When both the rate of twist at the beginning portion of the twisted portion and the rate of twist at the end portion of the twisted portion are set in a range from 3°/mm to 400°/mm, and the rates of twist are made to change gradually in these portions, deformation of the cores, which form pixels, will be further reduced, and defects in the transmitted image can be more reliably prevented.
In the case in which the twisted portion 2 is covered by the protective element 5, damage to the twisted portion 2 can be prevented even when an external force is applied to the twisted portion 2; therefore, it is easy to handle the image fiber 1. When the image fiber 1 is used in a fiber scope, the protective element 5 may be used as an element to which various elements are to be attached.
TABLE 1 shows specifications of Examples of image fibers to which the present invention may be applied.
Number of picture
Image circle diameter
Fiber diameter (μm)
Coating diameter (μm)
As explained above, according to the image fiber of the present invention, the orientation of the transmitted image can be rotated without degrading the quality of the transmitted image.
While preferred embodiments of the invention have been described and illustrated above, it should be understood that these are exemplary of the invention and are not to be considered as limiting. Additions, deletions, substitutions, and other modifications can be made without departing from the spirit or scope of the present invention. Accordingly, the invention is not to be considered as being limited by the foregoing description and is only limited by the scope of the appended claims.
|Cited Patent||Filing date||Publication date||Applicant||Title|
|US3050907||Jun 27, 1958||Aug 28, 1962||American Optical Corp||Method for shaping a fiber optical device|
|US5210814||Mar 31, 1992||May 11, 1993||Precision Optics Corporation||High resolution optical device with rigid fiber optic bundle|
|US5751879 *||Dec 28, 1995||May 12, 1998||Lucent Technologies Inc.||Wound optical fiber cable including robust component cable(s) and a system for manufacture of the cable|
|US6148131 *||Oct 30, 1998||Nov 14, 2000||Plasma Optical Fibre B.V.||Method of making a twisted optical fiber with low polarization mode dispersion|
|DE19649045A1||Nov 27, 1996||May 28, 1998||Steinbeis Tz Kommunikationstec||Optical fibre splice protection device|
|EP0302593A2||Jul 1, 1988||Feb 8, 1989||Corning Glass Works||Method of splicing fibers|
|JP2000185931A||Title not available|
|JP2001208923A||Title not available|
|JPH0381717A||Title not available|
|JPH0442832A||Title not available|

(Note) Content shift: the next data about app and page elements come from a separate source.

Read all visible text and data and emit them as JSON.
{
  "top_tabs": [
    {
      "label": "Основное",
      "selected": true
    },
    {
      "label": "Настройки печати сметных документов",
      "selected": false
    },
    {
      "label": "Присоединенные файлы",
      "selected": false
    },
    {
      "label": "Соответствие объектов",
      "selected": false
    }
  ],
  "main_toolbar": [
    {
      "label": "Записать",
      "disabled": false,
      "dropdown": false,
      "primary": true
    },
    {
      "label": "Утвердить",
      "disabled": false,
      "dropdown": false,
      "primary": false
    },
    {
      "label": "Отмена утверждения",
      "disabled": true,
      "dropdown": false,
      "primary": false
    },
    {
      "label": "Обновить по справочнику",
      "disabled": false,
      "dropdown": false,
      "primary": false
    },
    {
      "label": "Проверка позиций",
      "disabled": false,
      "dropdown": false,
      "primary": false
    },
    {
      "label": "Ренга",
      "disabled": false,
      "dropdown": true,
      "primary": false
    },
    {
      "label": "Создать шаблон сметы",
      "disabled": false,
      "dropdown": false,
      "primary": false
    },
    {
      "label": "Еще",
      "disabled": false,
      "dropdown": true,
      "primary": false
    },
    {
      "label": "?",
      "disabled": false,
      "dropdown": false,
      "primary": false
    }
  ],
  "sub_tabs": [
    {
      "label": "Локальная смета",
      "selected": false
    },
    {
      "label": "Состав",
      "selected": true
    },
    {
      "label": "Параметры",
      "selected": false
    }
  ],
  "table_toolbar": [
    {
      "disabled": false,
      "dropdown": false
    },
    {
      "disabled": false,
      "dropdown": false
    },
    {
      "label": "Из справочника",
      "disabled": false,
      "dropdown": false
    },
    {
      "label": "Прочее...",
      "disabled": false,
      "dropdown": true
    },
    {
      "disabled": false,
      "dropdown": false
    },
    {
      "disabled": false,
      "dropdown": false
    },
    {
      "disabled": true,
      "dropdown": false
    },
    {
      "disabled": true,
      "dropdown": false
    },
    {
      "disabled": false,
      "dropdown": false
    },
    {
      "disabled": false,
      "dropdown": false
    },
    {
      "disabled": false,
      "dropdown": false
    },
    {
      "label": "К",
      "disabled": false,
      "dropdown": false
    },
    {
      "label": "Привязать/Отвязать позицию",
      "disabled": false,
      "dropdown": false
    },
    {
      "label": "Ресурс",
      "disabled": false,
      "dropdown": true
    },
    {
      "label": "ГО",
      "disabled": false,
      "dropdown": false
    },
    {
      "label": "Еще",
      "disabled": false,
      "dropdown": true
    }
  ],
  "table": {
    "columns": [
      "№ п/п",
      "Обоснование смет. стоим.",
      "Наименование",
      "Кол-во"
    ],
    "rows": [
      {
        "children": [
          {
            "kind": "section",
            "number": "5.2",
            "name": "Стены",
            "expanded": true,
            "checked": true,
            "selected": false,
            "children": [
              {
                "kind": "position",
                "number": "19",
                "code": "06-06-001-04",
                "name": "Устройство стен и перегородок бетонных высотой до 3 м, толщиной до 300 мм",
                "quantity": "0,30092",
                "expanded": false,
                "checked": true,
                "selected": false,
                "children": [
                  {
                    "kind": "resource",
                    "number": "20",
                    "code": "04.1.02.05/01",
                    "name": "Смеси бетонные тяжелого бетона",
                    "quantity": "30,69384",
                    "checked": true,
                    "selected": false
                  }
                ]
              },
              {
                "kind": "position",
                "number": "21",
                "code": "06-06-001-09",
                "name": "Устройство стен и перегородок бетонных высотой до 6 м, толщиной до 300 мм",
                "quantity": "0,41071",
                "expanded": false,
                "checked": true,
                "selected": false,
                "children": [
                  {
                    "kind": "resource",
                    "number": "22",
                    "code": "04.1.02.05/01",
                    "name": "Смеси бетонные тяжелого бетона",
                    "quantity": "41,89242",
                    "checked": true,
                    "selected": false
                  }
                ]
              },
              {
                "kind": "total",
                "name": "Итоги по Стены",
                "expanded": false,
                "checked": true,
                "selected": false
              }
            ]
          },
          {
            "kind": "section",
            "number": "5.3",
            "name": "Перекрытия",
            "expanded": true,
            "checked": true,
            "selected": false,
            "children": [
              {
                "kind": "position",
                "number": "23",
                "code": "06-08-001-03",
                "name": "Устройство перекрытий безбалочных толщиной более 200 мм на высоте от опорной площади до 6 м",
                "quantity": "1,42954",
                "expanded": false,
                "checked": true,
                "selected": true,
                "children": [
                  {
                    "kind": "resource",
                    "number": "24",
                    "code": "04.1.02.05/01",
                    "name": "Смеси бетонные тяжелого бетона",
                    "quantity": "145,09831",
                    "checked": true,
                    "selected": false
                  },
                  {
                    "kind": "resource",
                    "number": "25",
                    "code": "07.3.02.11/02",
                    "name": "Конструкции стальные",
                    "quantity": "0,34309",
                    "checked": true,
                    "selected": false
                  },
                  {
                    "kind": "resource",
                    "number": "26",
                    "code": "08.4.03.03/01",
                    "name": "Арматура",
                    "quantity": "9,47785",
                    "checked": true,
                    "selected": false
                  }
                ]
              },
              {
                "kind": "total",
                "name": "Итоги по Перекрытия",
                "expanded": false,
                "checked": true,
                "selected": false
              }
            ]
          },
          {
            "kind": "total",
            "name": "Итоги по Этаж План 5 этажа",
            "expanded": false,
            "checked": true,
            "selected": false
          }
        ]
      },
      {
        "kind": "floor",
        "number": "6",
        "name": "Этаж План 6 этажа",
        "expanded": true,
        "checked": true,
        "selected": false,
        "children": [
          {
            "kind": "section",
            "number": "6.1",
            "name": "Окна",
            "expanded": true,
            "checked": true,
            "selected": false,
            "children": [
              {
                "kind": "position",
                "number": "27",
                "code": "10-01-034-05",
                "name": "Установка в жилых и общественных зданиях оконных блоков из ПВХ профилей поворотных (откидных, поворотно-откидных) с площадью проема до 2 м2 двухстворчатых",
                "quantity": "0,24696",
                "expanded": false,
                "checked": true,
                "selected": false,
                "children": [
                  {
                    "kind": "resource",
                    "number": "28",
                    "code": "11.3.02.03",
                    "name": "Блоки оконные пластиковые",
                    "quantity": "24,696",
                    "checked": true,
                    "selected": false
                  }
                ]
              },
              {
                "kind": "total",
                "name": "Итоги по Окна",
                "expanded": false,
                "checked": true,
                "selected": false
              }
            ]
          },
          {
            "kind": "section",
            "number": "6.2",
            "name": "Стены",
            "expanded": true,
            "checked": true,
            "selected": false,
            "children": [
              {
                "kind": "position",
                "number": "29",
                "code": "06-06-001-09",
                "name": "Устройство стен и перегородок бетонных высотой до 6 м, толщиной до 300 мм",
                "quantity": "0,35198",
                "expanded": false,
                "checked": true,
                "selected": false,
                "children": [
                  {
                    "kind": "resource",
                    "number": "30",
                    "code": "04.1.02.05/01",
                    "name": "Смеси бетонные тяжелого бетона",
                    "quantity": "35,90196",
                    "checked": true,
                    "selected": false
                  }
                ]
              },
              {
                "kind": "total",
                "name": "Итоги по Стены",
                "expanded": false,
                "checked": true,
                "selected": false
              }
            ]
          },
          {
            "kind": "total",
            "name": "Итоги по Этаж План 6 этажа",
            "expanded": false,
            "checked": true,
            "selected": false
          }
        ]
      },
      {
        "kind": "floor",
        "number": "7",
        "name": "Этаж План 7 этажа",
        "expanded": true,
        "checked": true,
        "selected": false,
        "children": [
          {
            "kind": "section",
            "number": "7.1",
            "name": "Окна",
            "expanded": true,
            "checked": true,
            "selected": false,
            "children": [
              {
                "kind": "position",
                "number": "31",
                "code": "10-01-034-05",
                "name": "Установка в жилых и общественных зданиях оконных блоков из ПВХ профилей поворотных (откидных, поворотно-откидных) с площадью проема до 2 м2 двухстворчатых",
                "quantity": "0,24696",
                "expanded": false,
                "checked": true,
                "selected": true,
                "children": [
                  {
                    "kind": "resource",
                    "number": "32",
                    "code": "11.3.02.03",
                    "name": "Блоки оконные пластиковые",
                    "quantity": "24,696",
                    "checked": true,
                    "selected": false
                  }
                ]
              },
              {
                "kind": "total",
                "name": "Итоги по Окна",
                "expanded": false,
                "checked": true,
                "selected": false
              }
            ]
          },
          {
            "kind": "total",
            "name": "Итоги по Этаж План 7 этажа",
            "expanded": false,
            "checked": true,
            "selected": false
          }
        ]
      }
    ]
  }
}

|JPH02120703A||Title not available|
|JPH03171003A||Title not available|
|JPH06279043A||Title not available|
|JPH11256444A||Title not available|
|JPS61252505A||Title not available|
|JPS62142017U||Title not available|
|Citing Patent||Filing date||Publication date||Applicant||Title|
|US7452137 *||Jan 10, 2008||Nov 18, 2008||Adc Telecommunications, Inc.||Dual inner diameter ferrule device and method|
|US8989541||Oct 10, 2012||Mar 24, 2015||Adc Telecommunications, Inc.||Cable and dual inner diameter ferrule device with smooth internal contours and method|
|US9348095||Mar 9, 2015||May 24, 2016||Commscope Technologies Llc||Cable and dual inner diameter ferrule device with smooth internal contours and method|
|US9477047||May 24, 2011||Oct 25, 2016||Commscope Technologies Llc||Dual inner diameter ferrule device and method|
|US20080107383 *||Jan 10, 2008||May 8, 2008||Adc Telecommunications, Inc.||Dual inner diameter ferrule device and method|
|US20090067789 *||Nov 14, 2008||Mar 12, 2009||Adc Telecommunications, Inc.||Dual inner diameter ferrule device and method|
|U.S. Classification||385/116, 385/117|
|International Classification||G02B6/06, G02B6/28, C03B37/15|
|Cooperative Classification||Y02P40/57, G02B6/06, G02B6/2835, C03B37/15|
|European Classification||G02B6/06, C03B37/15|
|Aug 27, 2003||AS||Assignment|
Owner name: FUJIKURA LTD., JAPAN
Free format text: ASSIGNMENT OF ASSIGNORS INTEREST;ASSIGNORS:NAKATATE, KENICHI;KANEDA, KEIJI;TSUMANUMA, TAKASHI;REEL/FRAME:014441/0966
Effective date: 20030825
|Oct 20, 2010||FPAY||Fee payment|
Year of fee payment: 4
|Oct 22, 2014||FPAY||Fee payment|
Year of fee payment: 8